Records from a collection:
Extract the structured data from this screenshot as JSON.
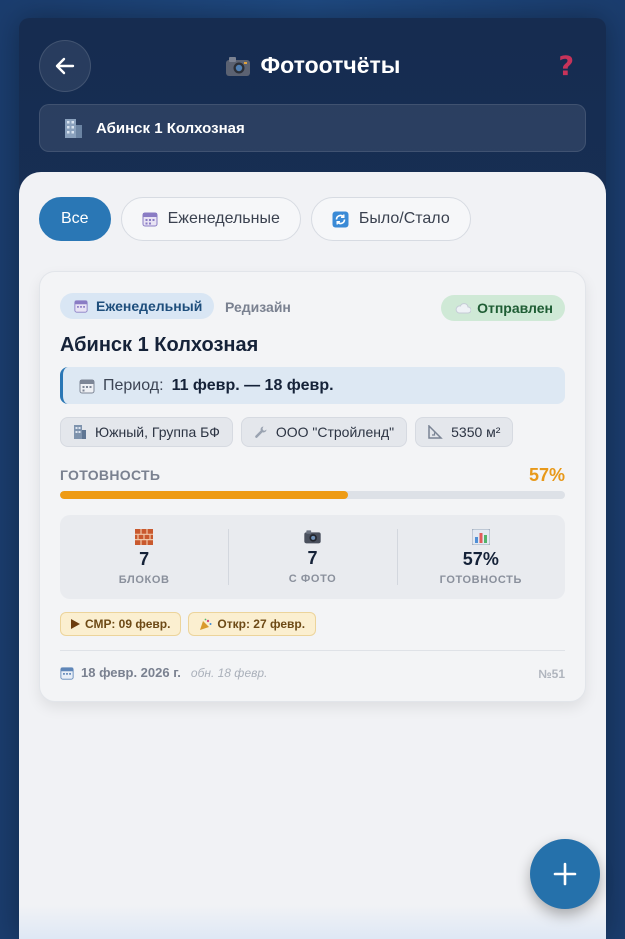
{
  "header": {
    "title": "Фотоотчёты",
    "title_icon": "camera-icon",
    "help_label": "?",
    "back_icon": "arrow-left-icon"
  },
  "object": {
    "name": "Абинск 1 Колхозная",
    "icon": "building-icon"
  },
  "filters": [
    {
      "label": "Все",
      "active": true
    },
    {
      "label": "Еженедельные",
      "icon": "calendar-icon"
    },
    {
      "label": "Было/Стало",
      "icon": "refresh-icon"
    }
  ],
  "report": {
    "type_label": "Еженедельный",
    "subtype": "Редизайн",
    "status": "Отправлен",
    "title": "Абинск 1 Колхозная",
    "period_label": "Период:",
    "period_value": "11 февр. — 18 февр.",
    "meta": [
      {
        "icon": "building-icon",
        "text": "Южный, Группа БФ"
      },
      {
        "icon": "wrench-icon",
        "text": "ООО \"Стройленд\""
      },
      {
        "icon": "ruler-icon",
        "text": "5350 м²"
      }
    ],
    "readiness_label": "ГОТОВНОСТЬ",
    "readiness_value": "57%",
    "readiness_fraction": 0.57,
    "stats": [
      {
        "icon": "bricks-icon",
        "value": "7",
        "label": "БЛОКОВ"
      },
      {
        "icon": "camera-icon",
        "value": "7",
        "label": "С ФОТО"
      },
      {
        "icon": "chart-icon",
        "value": "57%",
        "label": "ГОТОВНОСТЬ"
      }
    ],
    "dates": [
      {
        "icon": "play-icon",
        "text": "СМР: 09 февр."
      },
      {
        "icon": "party-icon",
        "text": "Откр: 27 февр."
      }
    ],
    "created": "18 февр. 2026 г.",
    "updated": "обн. 18 февр.",
    "number": "№51"
  },
  "colors": {
    "accent": "#2a77b5",
    "progress": "#ee9b14",
    "status_bg": "#cfe9d6",
    "header_bg": "#162c50"
  }
}
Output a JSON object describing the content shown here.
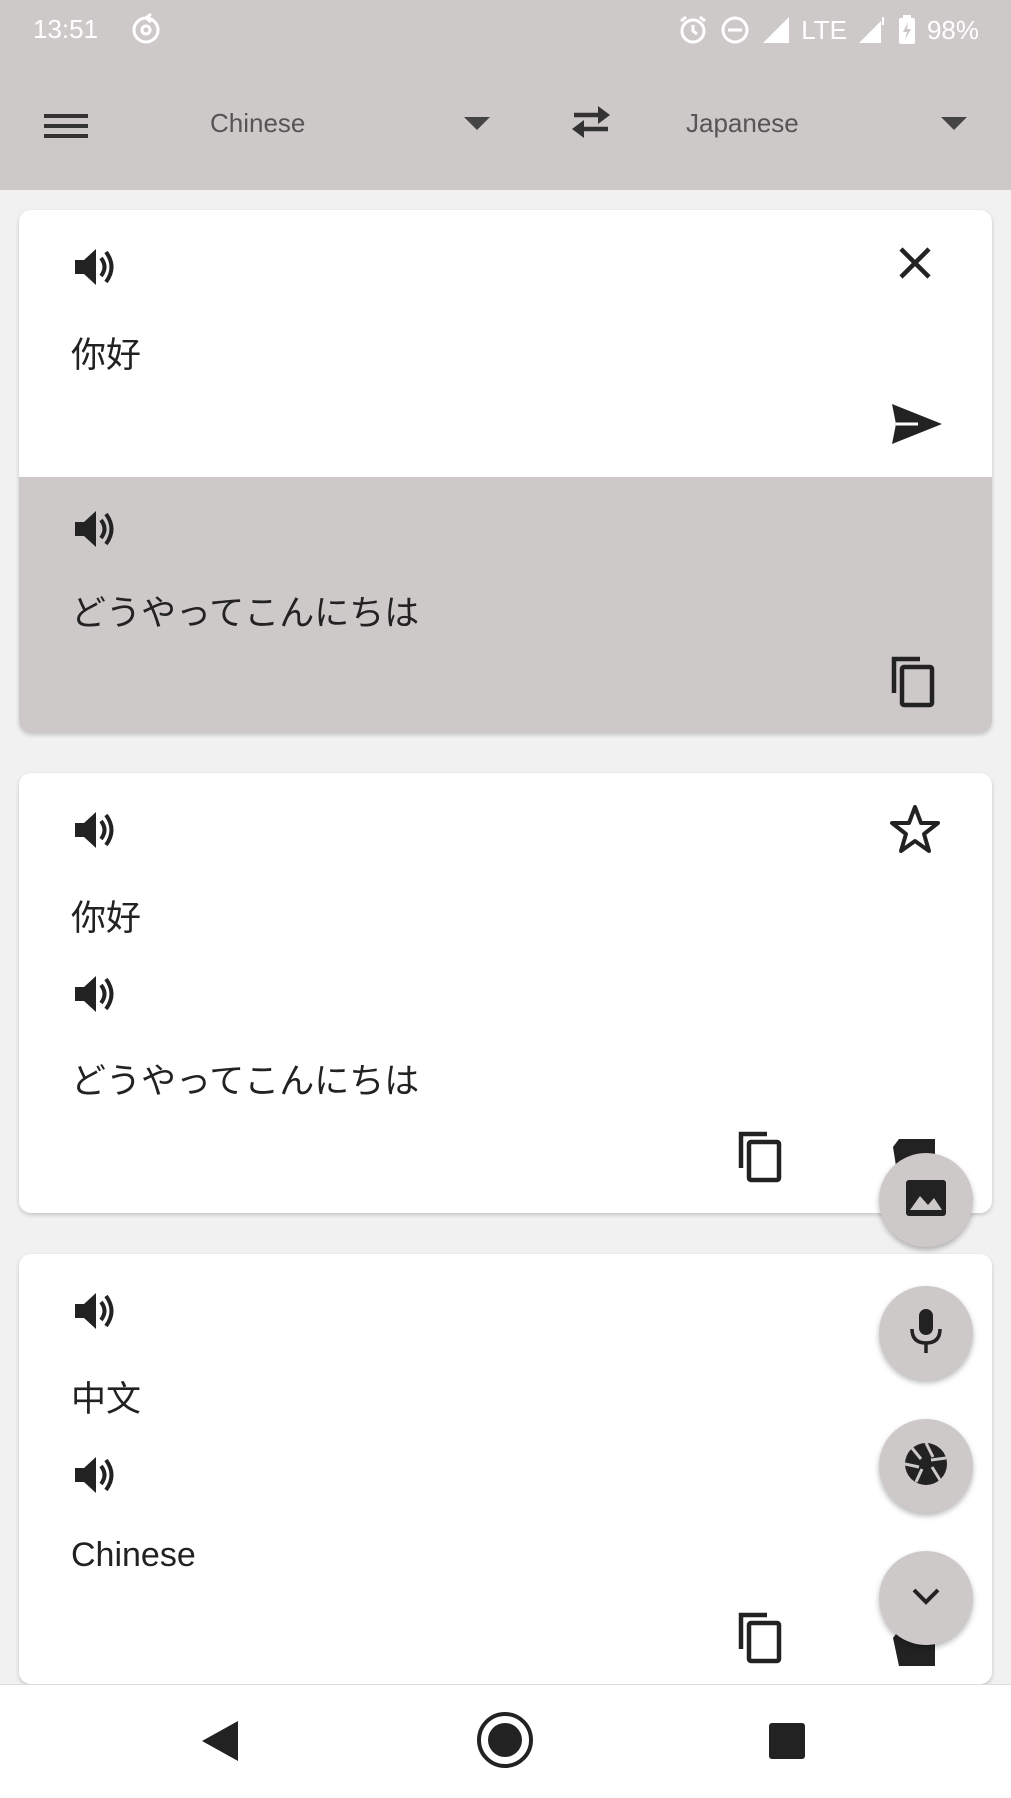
{
  "status_bar": {
    "time": "13:51",
    "network": "LTE",
    "battery": "98%",
    "icons": [
      "sync-icon",
      "alarm-icon",
      "do-not-disturb-icon",
      "signal-icon",
      "signal-icon",
      "battery-charging-icon"
    ]
  },
  "toolbar": {
    "source_language": "Chinese",
    "target_language": "Japanese",
    "icons": [
      "menu-icon",
      "dropdown-icon",
      "swap-icon",
      "dropdown-icon"
    ]
  },
  "input_card": {
    "source_text": "你好",
    "translated_text": "どうやってこんにちは",
    "icons": [
      "speaker-icon",
      "close-icon",
      "send-icon",
      "speaker-icon",
      "copy-icon"
    ]
  },
  "history": [
    {
      "source_text": "你好",
      "translated_text": "どうやってこんにちは",
      "icons": [
        "speaker-icon",
        "star-icon",
        "speaker-icon",
        "copy-icon",
        "delete-icon"
      ]
    },
    {
      "source_text": "中文",
      "translated_text": "Chinese",
      "icons": [
        "speaker-icon",
        "speaker-icon",
        "copy-icon",
        "delete-icon"
      ]
    }
  ],
  "fabs": [
    "image-icon",
    "mic-icon",
    "camera-icon",
    "chevron-down-icon"
  ],
  "nav_bar": [
    "back-icon",
    "home-icon",
    "recents-icon"
  ],
  "colors": {
    "toolbar_bg": "#cdc9c9",
    "background": "#f2f1f1",
    "card_bg": "#ffffff",
    "icon": "#222222",
    "text_secondary": "#555555"
  }
}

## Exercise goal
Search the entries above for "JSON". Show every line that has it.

## Answer area
Extract the structured data from this screenshot as JSON.
Output a JSON object describing the content shown here.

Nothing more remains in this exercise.